▶ _Task objective_
A single number is the answer: how many lines of the data hold "Salat"?
Dataset content: Begin
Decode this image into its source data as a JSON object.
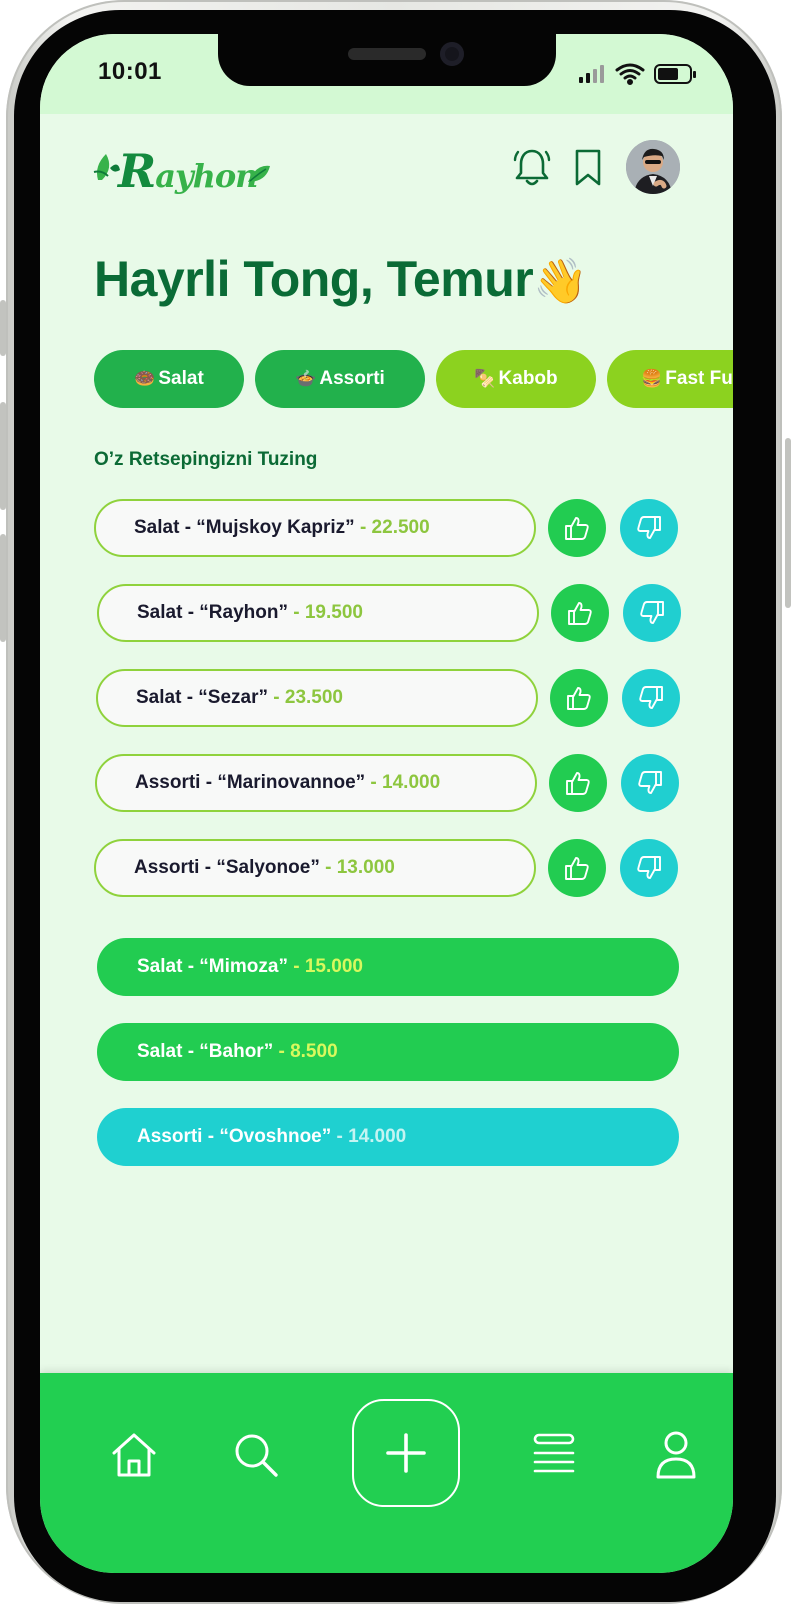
{
  "status": {
    "time": "10:01"
  },
  "brand": {
    "logo_initial": "R",
    "logo_rest": "ayhon"
  },
  "header": {
    "greeting": "Hayrli Tong, Temur",
    "greeting_emoji": "👋"
  },
  "categories": [
    {
      "emoji": "🍩",
      "label": "Salat",
      "color": "#22b14c"
    },
    {
      "emoji": "🍲",
      "label": "Assorti",
      "color": "#22b14c"
    },
    {
      "emoji": "🍢",
      "label": "Kabob",
      "color": "#8cd21f"
    },
    {
      "emoji": "🍔",
      "label": "Fast Fu",
      "color": "#8cd21f"
    }
  ],
  "section": {
    "title": "O’z Retsepingizni Tuzing"
  },
  "recipes": [
    {
      "name": "Salat - “Mujskoy Kapriz”",
      "price": " - 22.500"
    },
    {
      "name": "Salat - “Rayhon”",
      "price": " - 19.500"
    },
    {
      "name": "Salat - “Sezar”",
      "price": " - 23.500"
    },
    {
      "name": "Assorti - “Marinovannoe”",
      "price": " - 14.000"
    },
    {
      "name": "Assorti - “Salyonoe”",
      "price": " - 13.000"
    }
  ],
  "selected": [
    {
      "name": "Salat - “Mimoza”",
      "price": " - 15.000",
      "color": "#22cc51"
    },
    {
      "name": "Salat - “Bahor”",
      "price": " - 8.500",
      "color": "#22cc51"
    },
    {
      "name": "Assorti - “Ovoshnoe”",
      "price": " - 14.000",
      "color": "#1fd0d0"
    }
  ],
  "colors": {
    "like": "#22cc51",
    "dislike": "#20cfd0",
    "nav": "#22cf51",
    "outline": "#8fd23c"
  },
  "icons": {
    "header": [
      "bell-icon",
      "bookmark-icon",
      "avatar"
    ],
    "nav": [
      "home-icon",
      "search-icon",
      "plus-icon",
      "list-icon",
      "user-icon"
    ]
  }
}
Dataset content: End
▶ _Solution to the problem_
6